On May 1st I went to Lansing to testify on behalf of the Uniform Collaborative Law Act (“UCLA”). I testified in my role as President of the Collaborative Practice Institute of Michigan (“CPIM”). The UCLA has been passed in seven states and the District of Columbia. It is currently pending in eight states, including Michigan. Read more
On April 25 and 26 of this year, I took 16 hours of advanced mediation training regarding adult guardianship/elder care issues. It was a fascinating training. It was designed to help families where the parent or parents are having difficulties. It may be simply difficulties associated with old age all the way to situations where parents were virtually totally incapacitated with Alzheimer’s or other end-of-life diseases. Read more
Last month I went to Lansing as President of the Collaborative Practice Institute of Michigan which is the statewide organization for Collaborative professionals. I was there to testify in support of the Uniform Collaborative Law Act. Three of us attended the State Senate Judiciary Committee meeting prepared to testify but our lobbyists informed us that we had all the votes we needed to pass the Judiciary Committee of the Senate. Read more
In writing for this blog we generally stay nonpolitical. There are number of reasons for staying nonpolitical, but there is one subject which I am compelled to include in my turn to add to our firm blog.
There is currently legislation in Lansing to make joining the Bar Association discretionary. Currently, in order to legally practice law in Michigan you have to be a member in good standing with the Michigan Bar Association. Read more
The 2013 tax season is upon us, which often brings a spike in court filings involving questions and confusion over what parent can claim what child as a dependency exemption and what child tax credits may be claimed and by whom.
The IRS issued Tax Guide 2013—Publication 17 (in English and Spanish) in November 2013, which is a 288-page document that provides valuable information for filers in search of clarity on who can claim whom and for what. Read more
As everyone knows, Nelson Mandela died recently. As some news reports mentioned he was an attorney by profession. Mr. Mandela surely was one of the most impressive attorneys of our lifetime, perhaps of all time. He has to rank up among the most honored of our profession. Abraham Lincoln comes to mind. United States Supreme Court Justices come to mind: Thurgood Marshall, Oliver Wendel Holmes Junior, William O. Douglas, Benjamin Cardozo and I would add Harry Blackmun although I suppose there is some room for debate about Justice Blackmun. Read more
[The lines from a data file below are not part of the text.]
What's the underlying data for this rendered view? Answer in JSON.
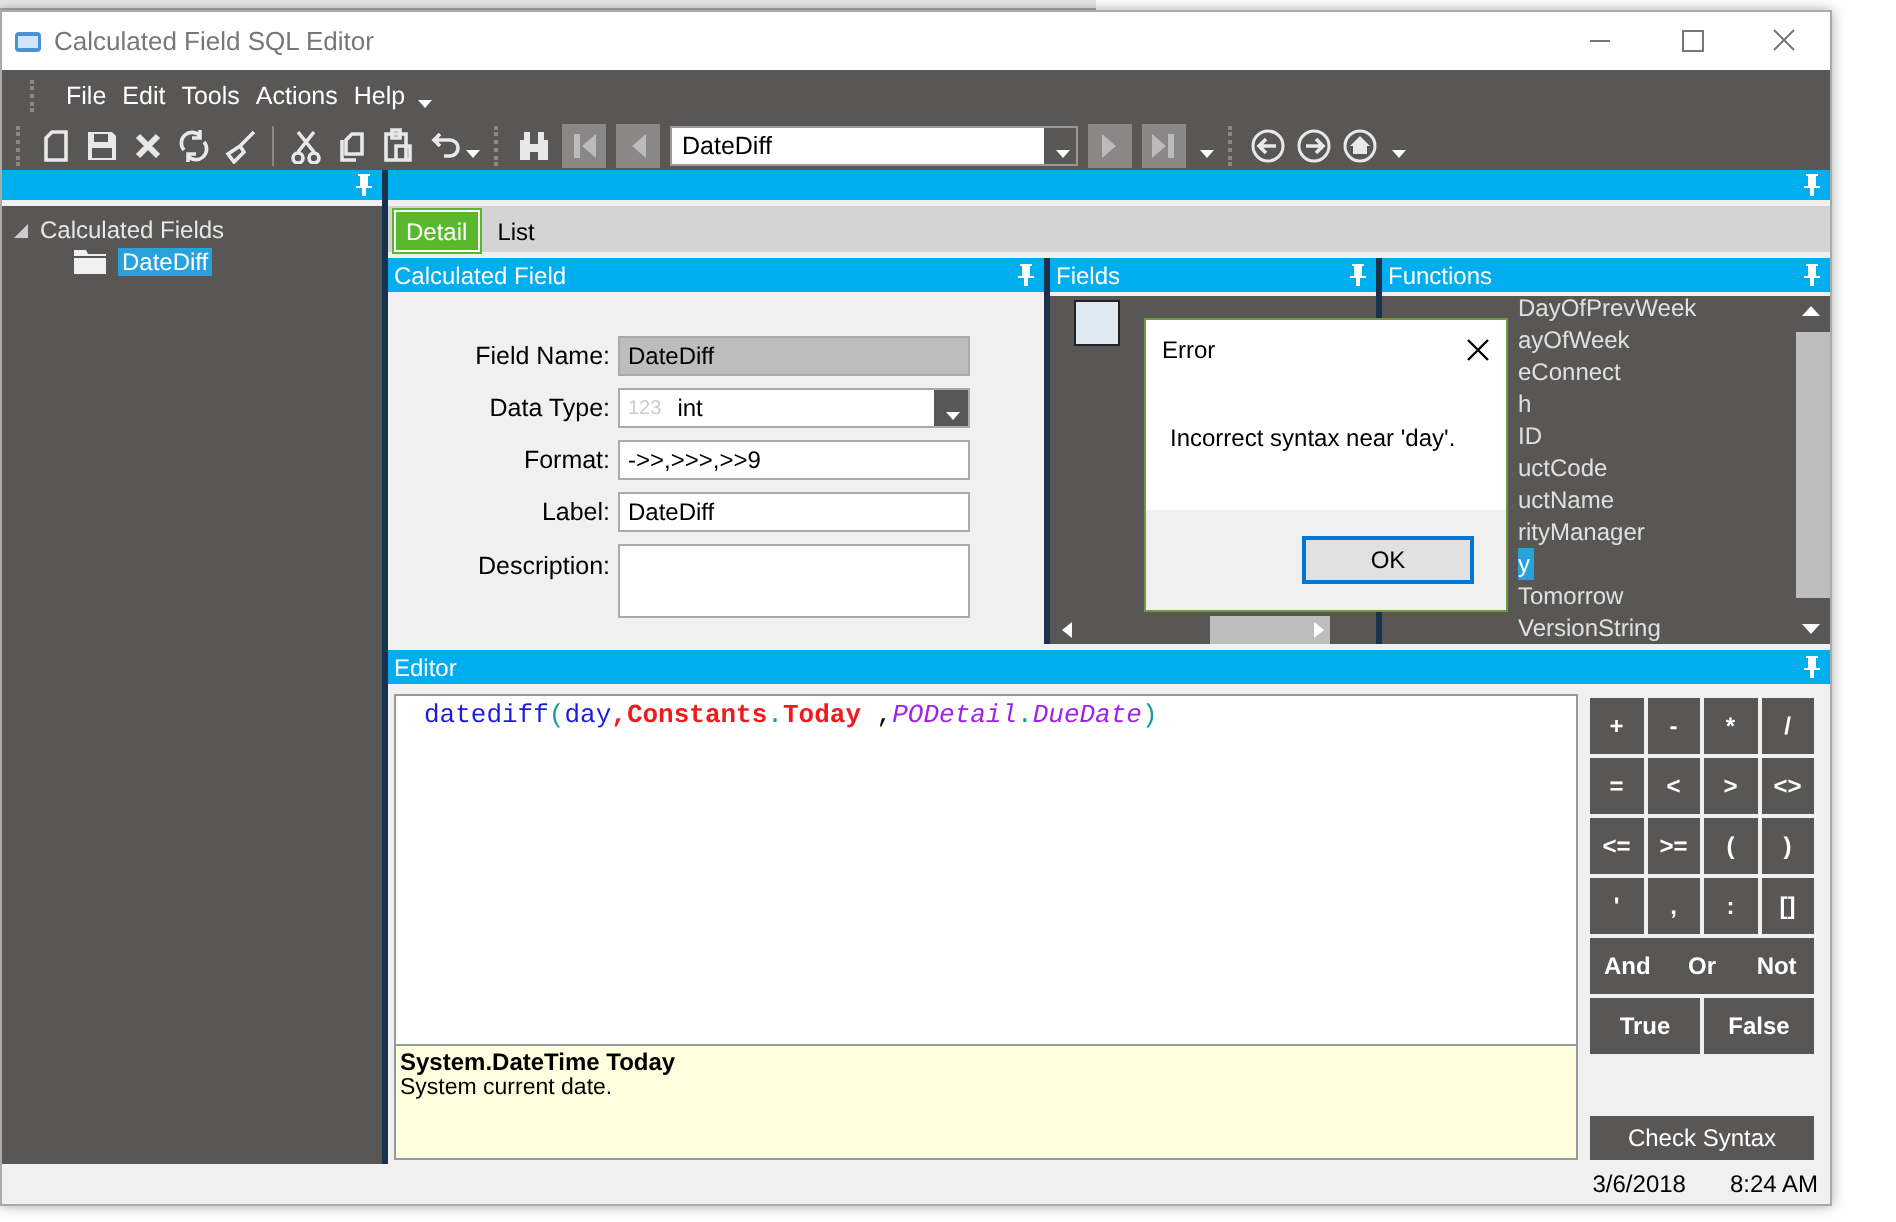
{
  "window": {
    "title": "Calculated Field SQL Editor"
  },
  "menu": [
    "File",
    "Edit",
    "Tools",
    "Actions",
    "Help"
  ],
  "toolbar": {
    "record_combo": {
      "value": "DateDiff"
    }
  },
  "tree": {
    "items": [
      {
        "label": "Calculated Fields",
        "expanded": true,
        "children": [
          {
            "label": "DateDiff",
            "selected": true
          }
        ]
      }
    ]
  },
  "tabs": [
    {
      "label": "Detail",
      "selected": true
    },
    {
      "label": "List",
      "selected": false
    }
  ],
  "calculated_field": {
    "title": "Calculated Field",
    "fields": [
      {
        "label": "Field Name:",
        "kind": "readonly",
        "value": "DateDiff"
      },
      {
        "label": "Data Type:",
        "kind": "dropdown",
        "prefix": "123",
        "value": "int"
      },
      {
        "label": "Format:",
        "kind": "text",
        "value": "->>,>>>,>>9"
      },
      {
        "label": "Label:",
        "kind": "text",
        "value": "DateDiff"
      },
      {
        "label": "Description:",
        "kind": "textarea"
      }
    ]
  },
  "fields_panel": {
    "title": "Fields"
  },
  "functions_panel": {
    "title": "Functions",
    "items": [
      {
        "label": "DayOfPrevWeek",
        "selected": false
      },
      {
        "label": "ayOfWeek",
        "selected": false
      },
      {
        "label": "eConnect",
        "selected": false
      },
      {
        "label": "h",
        "selected": false
      },
      {
        "label": "ID",
        "selected": false
      },
      {
        "label": "uctCode",
        "selected": false
      },
      {
        "label": "uctName",
        "selected": false
      },
      {
        "label": "rityManager",
        "selected": false
      },
      {
        "label": "y",
        "selected": true
      },
      {
        "label": "Tomorrow",
        "selected": false
      },
      {
        "label": "VersionString",
        "selected": false
      }
    ]
  },
  "editor": {
    "title": "Editor",
    "code": [
      {
        "text": "datediff",
        "kind": "function"
      },
      {
        "text": "(",
        "kind": "punct"
      },
      {
        "text": "day",
        "kind": "function"
      },
      {
        "text": ",",
        "kind": "constant"
      },
      {
        "text": "Constants",
        "kind": "constant"
      },
      {
        "text": ".",
        "kind": "punct"
      },
      {
        "text": "Today",
        "kind": "constant"
      },
      {
        "text": " ,",
        "kind": "plain"
      },
      {
        "text": "PODetail",
        "kind": "field"
      },
      {
        "text": ".",
        "kind": "punct"
      },
      {
        "text": "DueDate",
        "kind": "field"
      },
      {
        "text": ")",
        "kind": "punct"
      }
    ],
    "help": {
      "signature": "System.DateTime Today",
      "description": "System current date."
    },
    "keypad": [
      [
        "+",
        "-",
        "*",
        "/"
      ],
      [
        "=",
        "<",
        ">",
        "<>"
      ],
      [
        "<=",
        ">=",
        "(",
        ")"
      ],
      [
        "'",
        ",",
        ":",
        "[]"
      ],
      [
        "And",
        "Or",
        "Not"
      ],
      [
        "True",
        "False"
      ]
    ],
    "check_button": "Check Syntax"
  },
  "dialog": {
    "title": "Error",
    "message": "Incorrect syntax near 'day'.",
    "button": "OK"
  },
  "status_bar": {
    "date": "3/6/2018",
    "time": "8:24 AM"
  }
}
A recent article in the Grand Rapids Press involved the mother of a son who was killed by one of his friends. The death was accidental, although a direct result of some poor choices and “horse play” by the young men. The article discussed how the deceased boy’s mother had forgiven her son’s friend for her son’s death. In a somewhat ironic twist, she was not allowed to visit her son’s killer as it is violated prison rules since she was not a relative of the prisoner. Read more
You file for divorce, your spouse files a response. Then what? Do you just sit around for six months and wait for a court to, well, “divorce” you? The Michigan law requiring divorcing parties with minor children to wait six months is often hard for unrepresented litigants to understand. The six-month waiting period, in the most simplest terms, means that the court cannot grant a divorce (cannot grant a final order on custody, cannot order the division of your “stuff”) until the expiration of 180 days from the date a case is started. Read more